Top of Entries provided
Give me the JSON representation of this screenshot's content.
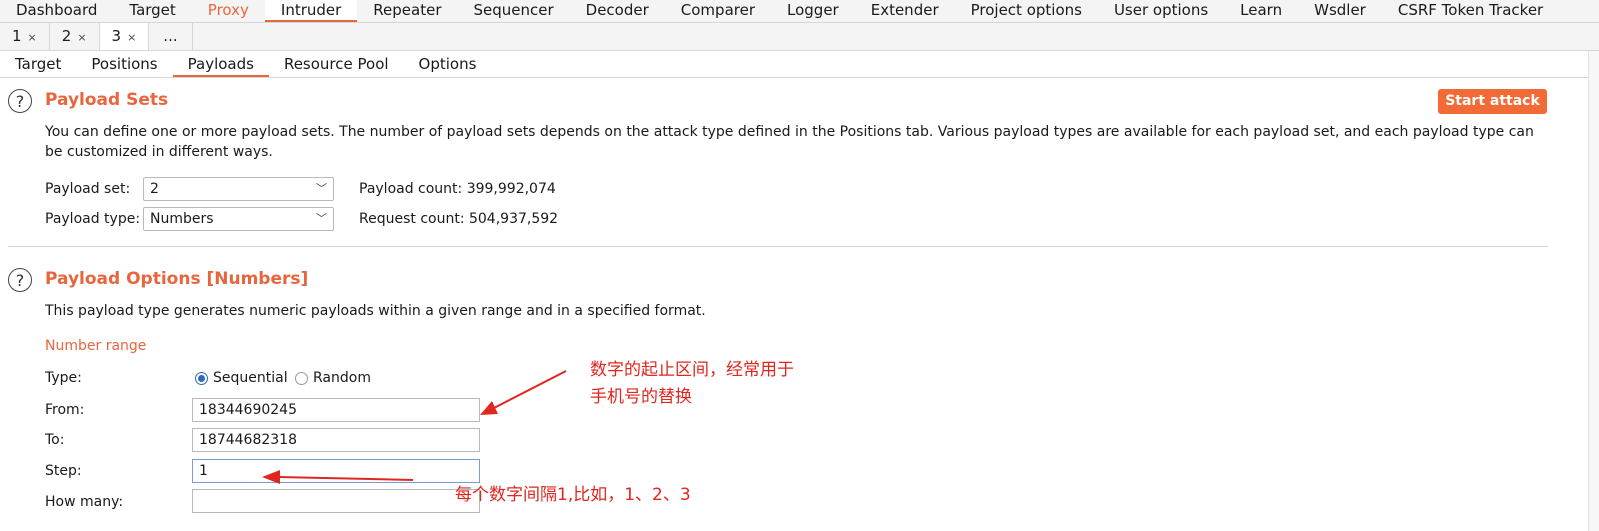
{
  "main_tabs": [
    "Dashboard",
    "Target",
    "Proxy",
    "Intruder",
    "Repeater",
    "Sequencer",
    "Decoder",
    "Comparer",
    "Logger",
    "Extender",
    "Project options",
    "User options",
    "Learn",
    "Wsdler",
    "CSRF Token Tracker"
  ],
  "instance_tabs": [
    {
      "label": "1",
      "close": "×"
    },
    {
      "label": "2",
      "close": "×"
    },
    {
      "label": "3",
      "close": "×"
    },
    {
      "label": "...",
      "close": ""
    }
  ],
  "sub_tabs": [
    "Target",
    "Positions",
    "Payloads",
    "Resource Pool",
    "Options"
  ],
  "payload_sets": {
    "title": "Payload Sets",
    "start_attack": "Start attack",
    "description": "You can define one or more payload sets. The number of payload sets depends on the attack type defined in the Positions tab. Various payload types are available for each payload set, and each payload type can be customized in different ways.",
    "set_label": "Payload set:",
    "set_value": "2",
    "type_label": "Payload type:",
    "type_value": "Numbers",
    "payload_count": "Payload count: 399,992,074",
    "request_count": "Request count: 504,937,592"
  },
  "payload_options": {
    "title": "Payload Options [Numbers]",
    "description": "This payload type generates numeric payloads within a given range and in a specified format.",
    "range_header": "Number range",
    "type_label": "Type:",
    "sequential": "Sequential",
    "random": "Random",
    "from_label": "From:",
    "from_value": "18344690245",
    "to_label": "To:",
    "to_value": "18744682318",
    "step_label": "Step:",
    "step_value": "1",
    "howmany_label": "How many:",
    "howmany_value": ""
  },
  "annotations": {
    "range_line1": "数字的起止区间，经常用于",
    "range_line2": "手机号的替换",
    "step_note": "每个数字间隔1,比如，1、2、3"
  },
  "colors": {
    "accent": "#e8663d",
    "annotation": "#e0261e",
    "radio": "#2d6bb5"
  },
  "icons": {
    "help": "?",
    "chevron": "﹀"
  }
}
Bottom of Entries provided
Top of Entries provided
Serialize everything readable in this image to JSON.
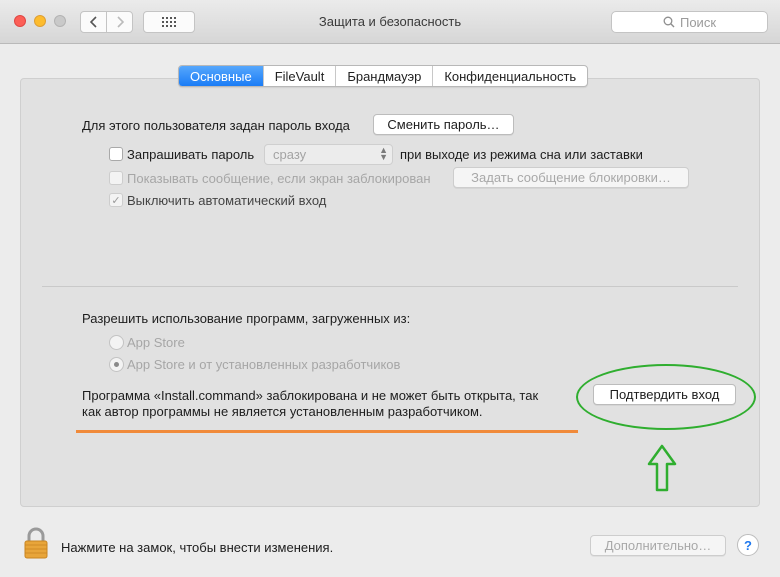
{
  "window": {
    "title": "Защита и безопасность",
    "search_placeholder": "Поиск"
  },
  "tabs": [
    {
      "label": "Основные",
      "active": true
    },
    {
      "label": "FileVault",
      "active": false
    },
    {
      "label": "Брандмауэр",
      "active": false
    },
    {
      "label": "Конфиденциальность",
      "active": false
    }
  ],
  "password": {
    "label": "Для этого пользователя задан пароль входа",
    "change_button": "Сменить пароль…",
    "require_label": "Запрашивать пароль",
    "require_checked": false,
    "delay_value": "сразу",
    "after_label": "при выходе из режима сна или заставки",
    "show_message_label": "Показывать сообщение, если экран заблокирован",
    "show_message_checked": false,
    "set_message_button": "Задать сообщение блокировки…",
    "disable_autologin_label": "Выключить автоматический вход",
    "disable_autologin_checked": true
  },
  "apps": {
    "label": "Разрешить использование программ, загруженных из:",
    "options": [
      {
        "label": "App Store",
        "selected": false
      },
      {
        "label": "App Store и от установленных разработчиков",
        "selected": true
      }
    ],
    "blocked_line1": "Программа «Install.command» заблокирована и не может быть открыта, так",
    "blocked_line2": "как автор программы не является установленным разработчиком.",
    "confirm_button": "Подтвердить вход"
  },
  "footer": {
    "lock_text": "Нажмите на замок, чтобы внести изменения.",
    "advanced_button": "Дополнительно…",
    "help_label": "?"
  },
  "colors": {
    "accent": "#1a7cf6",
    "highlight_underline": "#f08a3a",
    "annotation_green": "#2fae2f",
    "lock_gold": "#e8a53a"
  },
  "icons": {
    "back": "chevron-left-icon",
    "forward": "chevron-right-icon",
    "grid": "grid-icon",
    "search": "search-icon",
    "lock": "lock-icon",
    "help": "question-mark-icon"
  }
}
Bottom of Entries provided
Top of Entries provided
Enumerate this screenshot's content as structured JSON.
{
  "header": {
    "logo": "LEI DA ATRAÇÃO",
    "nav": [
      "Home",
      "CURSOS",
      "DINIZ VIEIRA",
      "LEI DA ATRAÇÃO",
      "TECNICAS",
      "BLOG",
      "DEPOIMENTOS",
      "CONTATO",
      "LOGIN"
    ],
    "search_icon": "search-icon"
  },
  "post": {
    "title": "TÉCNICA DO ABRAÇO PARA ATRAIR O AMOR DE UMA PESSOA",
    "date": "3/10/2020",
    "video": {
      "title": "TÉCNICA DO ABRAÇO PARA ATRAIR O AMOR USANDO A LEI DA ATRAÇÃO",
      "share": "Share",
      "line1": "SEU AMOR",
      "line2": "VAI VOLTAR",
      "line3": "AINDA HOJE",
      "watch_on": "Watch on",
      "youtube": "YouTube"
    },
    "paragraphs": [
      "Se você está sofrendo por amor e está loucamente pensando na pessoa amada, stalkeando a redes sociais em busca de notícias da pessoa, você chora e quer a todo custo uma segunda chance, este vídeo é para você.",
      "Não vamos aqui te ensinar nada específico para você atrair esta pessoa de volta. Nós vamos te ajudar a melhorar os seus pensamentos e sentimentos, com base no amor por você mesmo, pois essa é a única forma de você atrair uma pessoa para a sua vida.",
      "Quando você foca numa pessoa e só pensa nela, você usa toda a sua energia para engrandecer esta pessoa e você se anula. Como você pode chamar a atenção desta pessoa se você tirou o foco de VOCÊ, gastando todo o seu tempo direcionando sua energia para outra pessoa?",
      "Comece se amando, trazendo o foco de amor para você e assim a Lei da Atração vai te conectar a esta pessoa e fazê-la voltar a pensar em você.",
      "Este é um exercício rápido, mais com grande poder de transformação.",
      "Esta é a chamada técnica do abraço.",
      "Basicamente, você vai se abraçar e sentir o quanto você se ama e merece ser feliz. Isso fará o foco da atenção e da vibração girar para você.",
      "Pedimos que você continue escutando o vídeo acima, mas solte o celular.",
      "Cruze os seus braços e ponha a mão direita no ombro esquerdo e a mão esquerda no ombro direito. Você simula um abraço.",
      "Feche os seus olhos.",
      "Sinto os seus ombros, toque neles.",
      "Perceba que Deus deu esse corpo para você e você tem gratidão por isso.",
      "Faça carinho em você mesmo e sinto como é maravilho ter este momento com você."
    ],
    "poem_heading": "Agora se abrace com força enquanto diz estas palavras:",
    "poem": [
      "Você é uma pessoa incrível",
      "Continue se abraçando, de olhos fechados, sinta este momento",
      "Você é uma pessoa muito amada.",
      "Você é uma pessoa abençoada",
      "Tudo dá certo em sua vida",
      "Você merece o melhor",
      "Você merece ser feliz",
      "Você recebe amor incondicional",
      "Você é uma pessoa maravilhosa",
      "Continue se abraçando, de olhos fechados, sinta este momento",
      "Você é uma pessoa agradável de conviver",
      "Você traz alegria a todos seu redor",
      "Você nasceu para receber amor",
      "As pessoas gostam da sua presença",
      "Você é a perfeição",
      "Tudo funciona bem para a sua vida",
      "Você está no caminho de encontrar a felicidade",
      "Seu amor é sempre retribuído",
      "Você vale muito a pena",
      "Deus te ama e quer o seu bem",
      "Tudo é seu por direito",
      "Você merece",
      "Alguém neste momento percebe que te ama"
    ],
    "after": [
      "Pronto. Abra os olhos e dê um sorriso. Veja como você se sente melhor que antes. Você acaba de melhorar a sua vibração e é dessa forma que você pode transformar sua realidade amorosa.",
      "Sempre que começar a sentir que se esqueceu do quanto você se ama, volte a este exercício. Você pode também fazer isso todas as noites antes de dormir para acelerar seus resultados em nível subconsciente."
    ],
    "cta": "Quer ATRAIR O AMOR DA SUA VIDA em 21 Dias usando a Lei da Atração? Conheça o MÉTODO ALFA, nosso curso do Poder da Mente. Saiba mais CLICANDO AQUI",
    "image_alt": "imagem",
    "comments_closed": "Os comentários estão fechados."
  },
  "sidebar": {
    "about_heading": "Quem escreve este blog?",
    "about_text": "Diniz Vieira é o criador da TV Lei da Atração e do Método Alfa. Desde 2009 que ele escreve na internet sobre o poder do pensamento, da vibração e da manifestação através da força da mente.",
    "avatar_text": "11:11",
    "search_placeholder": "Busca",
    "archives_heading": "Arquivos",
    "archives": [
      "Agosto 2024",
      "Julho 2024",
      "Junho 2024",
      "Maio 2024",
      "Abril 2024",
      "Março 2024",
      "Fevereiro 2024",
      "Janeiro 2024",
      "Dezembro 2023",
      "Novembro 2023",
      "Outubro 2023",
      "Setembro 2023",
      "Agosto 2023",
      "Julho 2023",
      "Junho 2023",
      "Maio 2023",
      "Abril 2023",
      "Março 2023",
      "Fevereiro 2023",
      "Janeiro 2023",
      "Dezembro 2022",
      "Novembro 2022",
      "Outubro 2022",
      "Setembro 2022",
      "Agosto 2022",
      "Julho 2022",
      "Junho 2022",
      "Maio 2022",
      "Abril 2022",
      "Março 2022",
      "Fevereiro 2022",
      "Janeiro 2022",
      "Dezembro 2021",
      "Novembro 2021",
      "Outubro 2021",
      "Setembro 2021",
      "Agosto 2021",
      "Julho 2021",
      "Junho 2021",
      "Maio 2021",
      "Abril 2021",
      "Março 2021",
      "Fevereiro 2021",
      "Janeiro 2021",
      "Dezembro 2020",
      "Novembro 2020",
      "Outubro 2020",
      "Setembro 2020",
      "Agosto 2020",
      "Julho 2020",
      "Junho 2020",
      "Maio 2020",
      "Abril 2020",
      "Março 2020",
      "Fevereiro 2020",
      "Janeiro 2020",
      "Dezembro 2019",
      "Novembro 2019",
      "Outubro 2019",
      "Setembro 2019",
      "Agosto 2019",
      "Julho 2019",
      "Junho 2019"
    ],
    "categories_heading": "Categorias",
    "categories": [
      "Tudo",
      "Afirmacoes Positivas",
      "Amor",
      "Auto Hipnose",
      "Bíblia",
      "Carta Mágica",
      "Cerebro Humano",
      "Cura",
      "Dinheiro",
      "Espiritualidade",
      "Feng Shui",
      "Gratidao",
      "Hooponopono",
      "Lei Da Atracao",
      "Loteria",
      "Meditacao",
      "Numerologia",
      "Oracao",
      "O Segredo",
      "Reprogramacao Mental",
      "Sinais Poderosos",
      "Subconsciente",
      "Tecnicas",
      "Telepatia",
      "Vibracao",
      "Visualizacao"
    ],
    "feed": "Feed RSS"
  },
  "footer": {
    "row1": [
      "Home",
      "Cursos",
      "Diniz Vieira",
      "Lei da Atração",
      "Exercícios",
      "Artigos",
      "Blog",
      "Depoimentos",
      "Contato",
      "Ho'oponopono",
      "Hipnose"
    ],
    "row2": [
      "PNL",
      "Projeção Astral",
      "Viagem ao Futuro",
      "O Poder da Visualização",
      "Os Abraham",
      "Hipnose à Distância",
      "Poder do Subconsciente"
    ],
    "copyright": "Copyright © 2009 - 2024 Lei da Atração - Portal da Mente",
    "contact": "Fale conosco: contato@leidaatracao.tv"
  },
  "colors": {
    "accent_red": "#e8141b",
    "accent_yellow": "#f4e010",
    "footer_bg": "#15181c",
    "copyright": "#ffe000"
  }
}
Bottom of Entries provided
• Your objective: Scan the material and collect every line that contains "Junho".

• Exercise response:
      "Junho 2024",
      "Junho 2023",
      "Junho 2022",
      "Junho 2021",
      "Junho 2020",
      "Junho 2019"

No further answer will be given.